■ RECORD SET
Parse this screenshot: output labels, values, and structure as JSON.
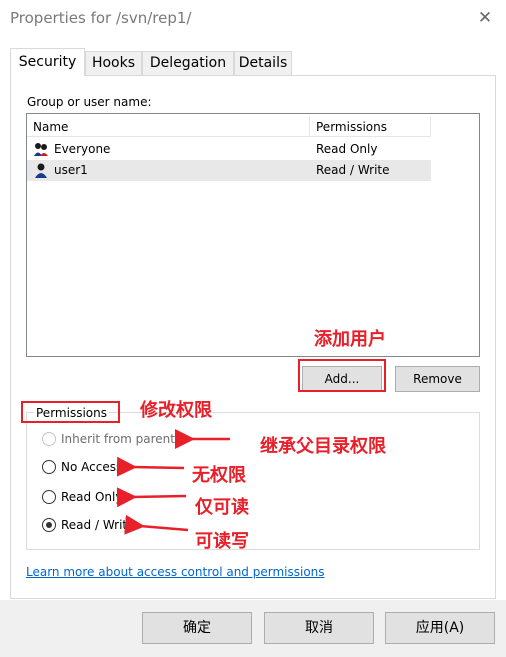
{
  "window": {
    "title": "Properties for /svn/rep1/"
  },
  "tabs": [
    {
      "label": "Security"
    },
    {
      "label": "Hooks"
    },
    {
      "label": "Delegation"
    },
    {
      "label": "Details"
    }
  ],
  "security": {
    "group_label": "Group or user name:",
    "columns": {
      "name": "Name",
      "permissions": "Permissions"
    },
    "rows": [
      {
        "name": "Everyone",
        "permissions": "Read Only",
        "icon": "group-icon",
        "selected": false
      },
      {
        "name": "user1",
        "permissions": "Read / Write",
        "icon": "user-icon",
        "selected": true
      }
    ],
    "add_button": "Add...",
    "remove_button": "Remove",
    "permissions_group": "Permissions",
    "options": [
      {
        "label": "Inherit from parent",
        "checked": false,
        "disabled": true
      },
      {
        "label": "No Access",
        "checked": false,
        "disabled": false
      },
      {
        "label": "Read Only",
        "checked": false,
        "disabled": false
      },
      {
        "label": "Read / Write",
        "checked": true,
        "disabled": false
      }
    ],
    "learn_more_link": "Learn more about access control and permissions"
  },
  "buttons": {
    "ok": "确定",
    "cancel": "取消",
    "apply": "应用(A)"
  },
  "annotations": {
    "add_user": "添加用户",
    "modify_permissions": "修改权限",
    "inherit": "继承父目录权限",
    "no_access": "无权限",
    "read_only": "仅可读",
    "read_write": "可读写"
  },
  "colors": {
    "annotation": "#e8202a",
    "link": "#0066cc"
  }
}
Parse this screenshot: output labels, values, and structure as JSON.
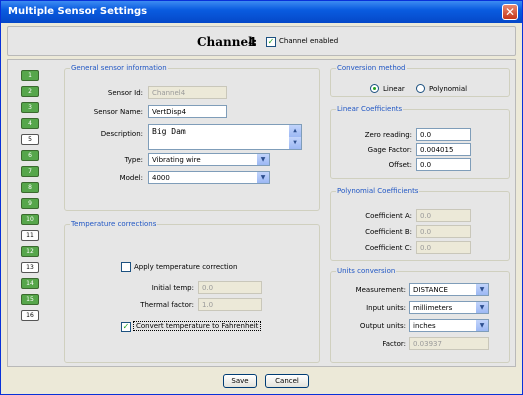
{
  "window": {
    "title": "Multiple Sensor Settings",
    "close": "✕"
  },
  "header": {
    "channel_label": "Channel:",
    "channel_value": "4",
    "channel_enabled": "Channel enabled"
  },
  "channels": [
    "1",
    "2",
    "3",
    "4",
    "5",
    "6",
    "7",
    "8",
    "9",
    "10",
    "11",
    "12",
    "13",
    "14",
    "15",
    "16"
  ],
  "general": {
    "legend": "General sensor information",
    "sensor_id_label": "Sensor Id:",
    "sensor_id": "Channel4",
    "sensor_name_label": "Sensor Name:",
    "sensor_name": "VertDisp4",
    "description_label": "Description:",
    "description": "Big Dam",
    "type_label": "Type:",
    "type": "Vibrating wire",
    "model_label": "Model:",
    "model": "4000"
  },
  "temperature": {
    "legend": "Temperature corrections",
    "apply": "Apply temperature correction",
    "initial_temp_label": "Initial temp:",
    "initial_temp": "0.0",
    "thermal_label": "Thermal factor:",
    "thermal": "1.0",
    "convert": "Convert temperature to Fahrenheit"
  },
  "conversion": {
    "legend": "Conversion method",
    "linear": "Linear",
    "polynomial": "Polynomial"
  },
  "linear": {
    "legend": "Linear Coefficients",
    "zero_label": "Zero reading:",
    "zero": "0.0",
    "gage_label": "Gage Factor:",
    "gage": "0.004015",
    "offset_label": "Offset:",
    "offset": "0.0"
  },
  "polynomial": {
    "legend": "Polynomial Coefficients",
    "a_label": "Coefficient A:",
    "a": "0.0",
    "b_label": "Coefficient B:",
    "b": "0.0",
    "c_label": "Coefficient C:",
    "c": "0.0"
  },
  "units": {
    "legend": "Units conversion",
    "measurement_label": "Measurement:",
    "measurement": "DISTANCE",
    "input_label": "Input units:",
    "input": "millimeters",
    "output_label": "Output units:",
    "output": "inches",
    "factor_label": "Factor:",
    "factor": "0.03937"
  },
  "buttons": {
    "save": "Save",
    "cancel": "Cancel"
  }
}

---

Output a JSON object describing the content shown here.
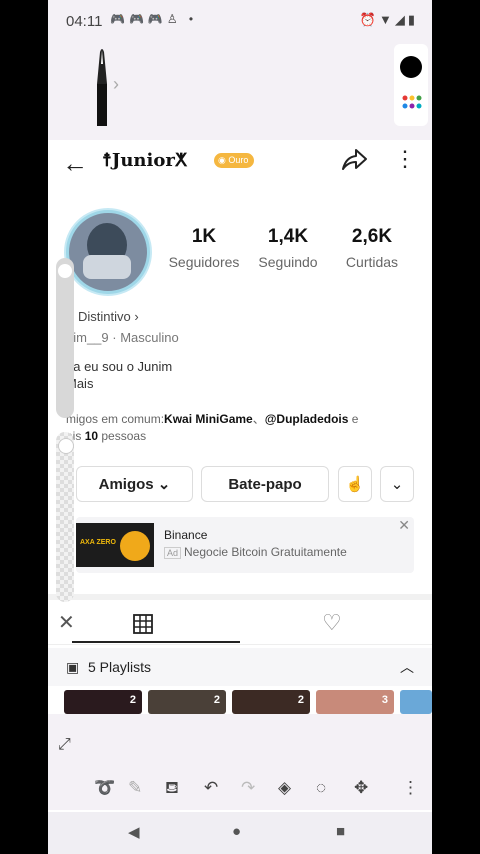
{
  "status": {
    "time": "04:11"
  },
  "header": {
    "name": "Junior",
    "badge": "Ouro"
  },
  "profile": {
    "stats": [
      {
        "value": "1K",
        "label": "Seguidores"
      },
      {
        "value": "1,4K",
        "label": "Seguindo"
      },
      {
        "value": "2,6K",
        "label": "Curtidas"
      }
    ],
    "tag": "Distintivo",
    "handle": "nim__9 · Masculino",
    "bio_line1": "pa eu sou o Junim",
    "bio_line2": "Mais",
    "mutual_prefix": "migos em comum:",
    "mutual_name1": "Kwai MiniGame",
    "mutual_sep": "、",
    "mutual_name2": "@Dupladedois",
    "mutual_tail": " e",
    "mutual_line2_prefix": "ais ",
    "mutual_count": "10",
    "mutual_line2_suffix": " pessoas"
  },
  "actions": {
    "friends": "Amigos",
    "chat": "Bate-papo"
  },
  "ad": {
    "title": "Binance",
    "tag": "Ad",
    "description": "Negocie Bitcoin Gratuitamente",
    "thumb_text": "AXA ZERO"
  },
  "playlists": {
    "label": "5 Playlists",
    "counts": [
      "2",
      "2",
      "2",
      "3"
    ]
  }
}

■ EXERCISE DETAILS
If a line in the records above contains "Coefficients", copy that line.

■ WRITTEN ANSWER
    "legend": "Linear Coefficients",
    "legend": "Polynomial Coefficients",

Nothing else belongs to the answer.